Dr Noble, MD provides and overview of the treatment landscape surrounding ILD, specifically examining IPF, PPF, and SSc-ILD antifibrotic therapy.
Paul Noble, MD: Nintedanib is a multikinase inhibitor. Originally, it was developed to treat cancers. There are a number of anticancer drugs on the market that target a number of kinases. Nintedanib targets tyrosine kinases in particular. There are multiple kinases. We don’t know exactly what pirfenidone’s mechanism of action is. It was identified as a molecule in screening that could slow the development of fibrosis in animal models, but the precise molecular mechanism has been elusive. One major molecule that we believe drives fibrosis is a growth factor called transforming growth factor beta. There’s some laboratory evidence that pirfenidone may inhibit some of the ability of transforming growth factor beta to promote fibrosis.
What I mean by fibrosis is that this is fibrosis in a dish. The cells that make matrix, collagen in particular, are called fibroblasts. Fibroblasts are important for normal wound healing. But what we believe happens in fibrotic lung diseases is these fibroblasts are persistently activated to make matrix molecules, including collagens, proteoglycans, and other matrix molecules, that essentially accumulate in the interstitium of the lung. The interstitium is where the action is. That’s where gas exchange happens. The job of the lung is to take oxygen from the air and get it into the blood. When there’s a thickening of matrix deposition in the interstitium, it makes it more difficult for gas exchange to happen, which leads to a decline in lung function. Nintedanib and pirfenidone are generally believed to make it more difficult for these fibroblasts to make matrix and collagen in particular.
What’s the impact of having a drug that will be utilized across the spectrum? It’s useful, but there are also significant limitations. The challenge with all these diseases—IPF [idiopathic pulmonary fibrosis], connective tissue disease, hypersensitivity pneumonitis—is that nintedanib is targeting very late sequelae in the process. The underlying cause for IPF appears to be a failure of the alveolar type 2 cell, which is the stem cell in the alveolar space where gas exchange happens. When these cells die, there’s a process that leads to fibroblast recruitment activation and matrix deposition. But the horse is out of the barn at that point. Nintedanib makes it more difficult for these fibroblasts to make collagen, but it doesn’t treat the underlying disease. Patients aren’t going to get better.
Diagnosing them early and then trying to prevent progression of the disease is the standard of care.
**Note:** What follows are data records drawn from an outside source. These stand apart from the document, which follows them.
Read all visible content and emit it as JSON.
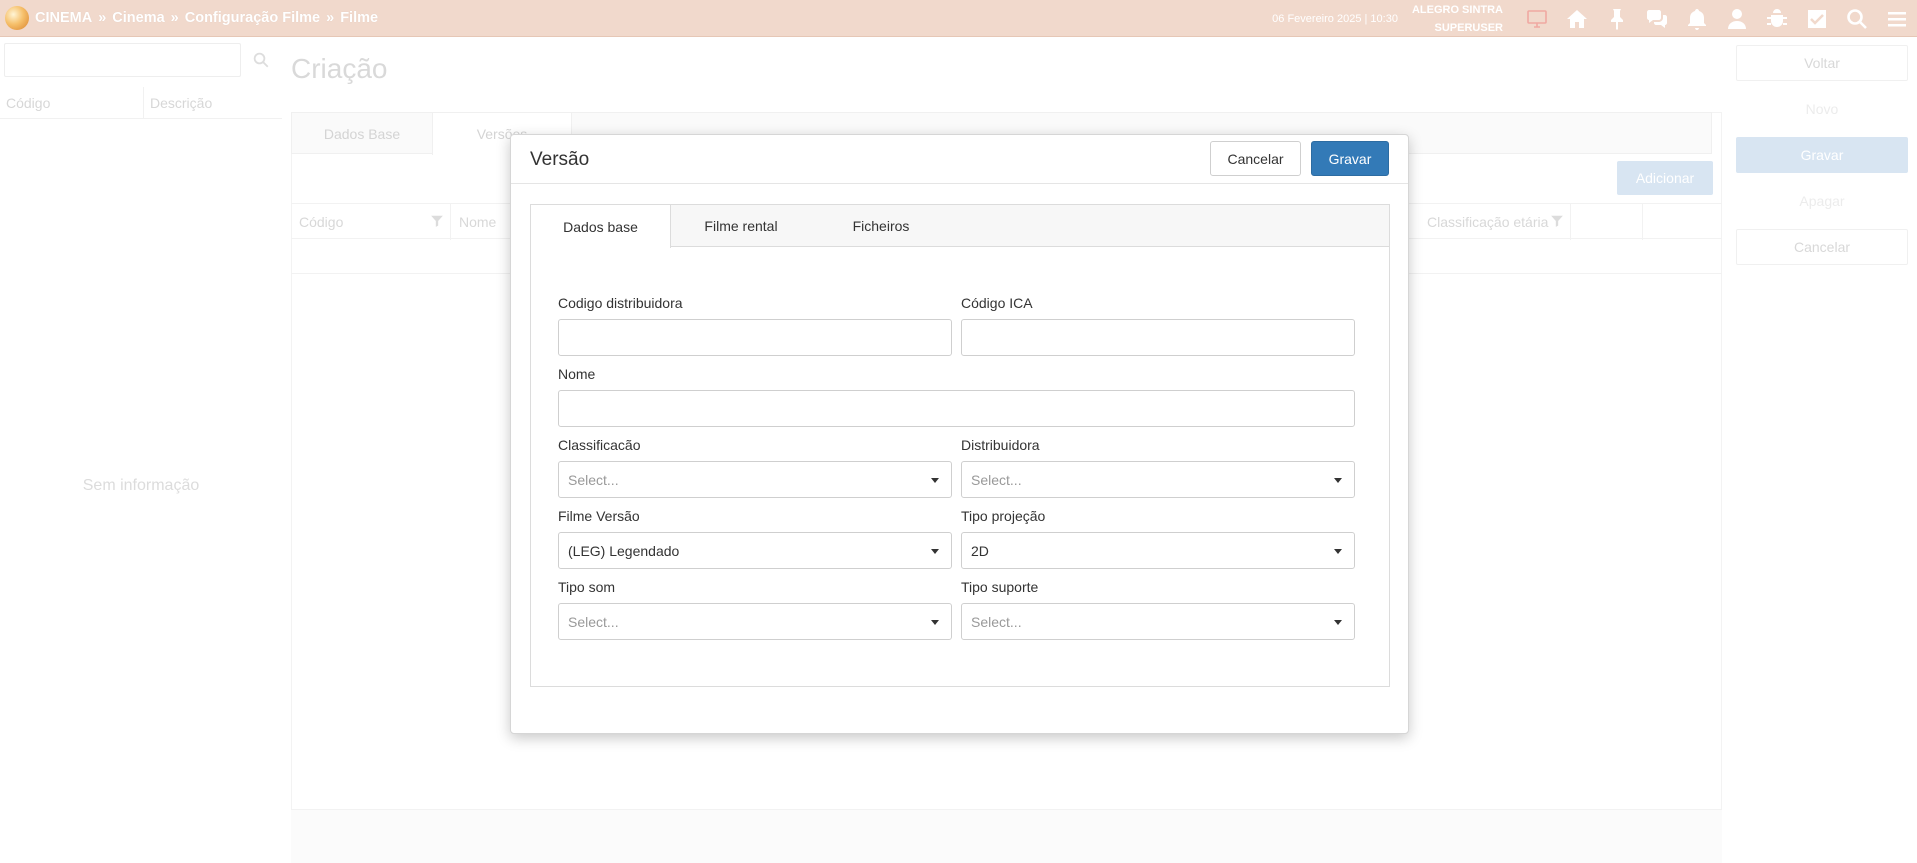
{
  "topbar": {
    "breadcrumb": [
      "CINEMA",
      "Cinema",
      "Configuração Filme",
      "Filme"
    ],
    "separator": "»",
    "datetime": "06 Fevereiro 2025 | 10:30",
    "user_name": "ALEGRO SINTRA",
    "user_role": "SUPERUSER",
    "icons": [
      "monitor-icon",
      "home-icon",
      "pin-icon",
      "chat-icon",
      "bell-icon",
      "user-icon",
      "bug-icon",
      "check-square-icon",
      "search-icon",
      "menu-icon"
    ]
  },
  "left_panel": {
    "columns": [
      "Código",
      "Descrição"
    ],
    "empty_text": "Sem informação"
  },
  "main": {
    "title": "Criação",
    "tabs": [
      "Dados Base",
      "Versões"
    ],
    "add_button": "Adicionar",
    "grid_columns": [
      "Código",
      "Nome",
      "Classificação etária"
    ]
  },
  "right_panel": {
    "buttons": [
      "Voltar",
      "Novo",
      "Gravar",
      "Apagar",
      "Cancelar"
    ]
  },
  "modal": {
    "title": "Versão",
    "cancel_label": "Cancelar",
    "save_label": "Gravar",
    "tabs": [
      "Dados base",
      "Filme rental",
      "Ficheiros"
    ],
    "active_tab": "Dados base",
    "fields": {
      "codigo_distribuidora": {
        "label": "Codigo distribuidora",
        "value": ""
      },
      "codigo_ica": {
        "label": "Código ICA",
        "value": ""
      },
      "nome": {
        "label": "Nome",
        "value": ""
      },
      "classificacao": {
        "label": "Classificacão",
        "placeholder": "Select..."
      },
      "distribuidora": {
        "label": "Distribuidora",
        "placeholder": "Select..."
      },
      "filme_versao": {
        "label": "Filme Versão",
        "value": "(LEG) Legendado"
      },
      "tipo_projecao": {
        "label": "Tipo projeção",
        "value": "2D"
      },
      "tipo_som": {
        "label": "Tipo som",
        "placeholder": "Select..."
      },
      "tipo_suporte": {
        "label": "Tipo suporte",
        "placeholder": "Select..."
      }
    }
  },
  "colors": {
    "topbar": "#f1d9cc",
    "primary": "#337ab7"
  }
}
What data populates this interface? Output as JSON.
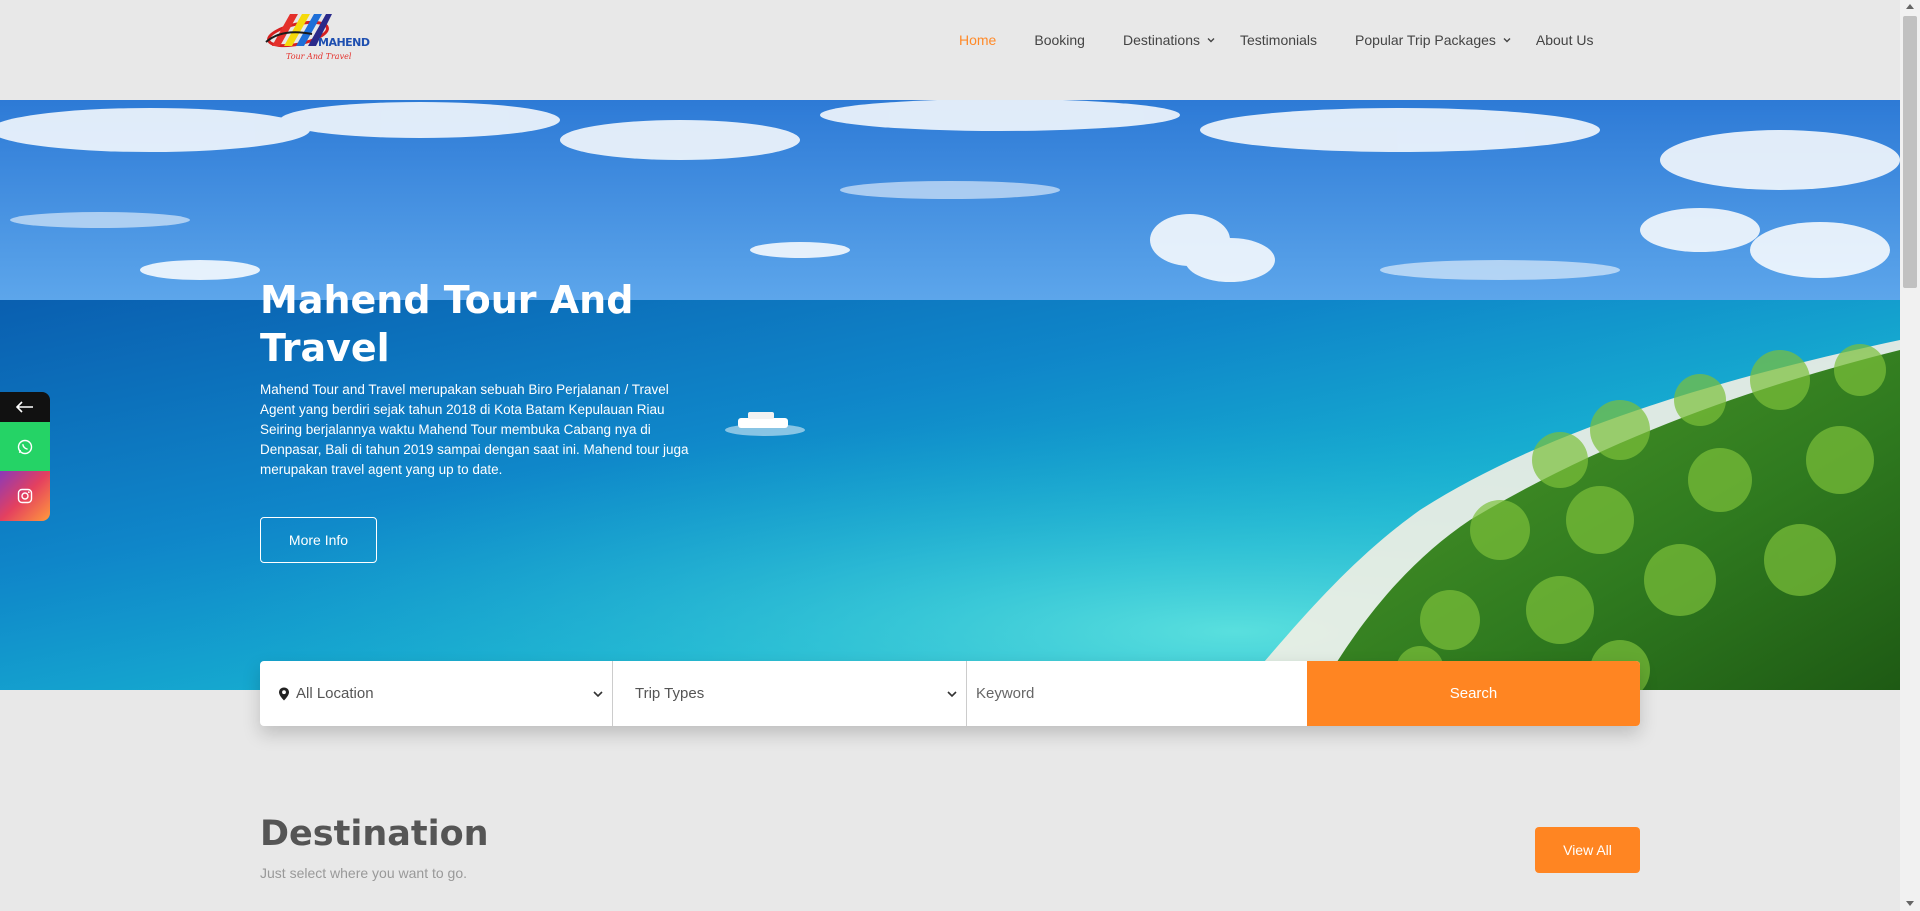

It’s similar for these other fibrotic lung diseases that are included under the column of progressive pulmonary fibrosis. Nintedanib doesn’t treat the underlying cause, but it slows the loss of lung function. I hope we’re going to begin to see drugs that raise our expectations for clinical trials with IPF. We should strive for more than finding better-tolerated drugs that slow the loss of FVC [forced vital capacity]. We should strive for drugs that improve lung function and make people function better and live longer.
Transcript edited for clarity.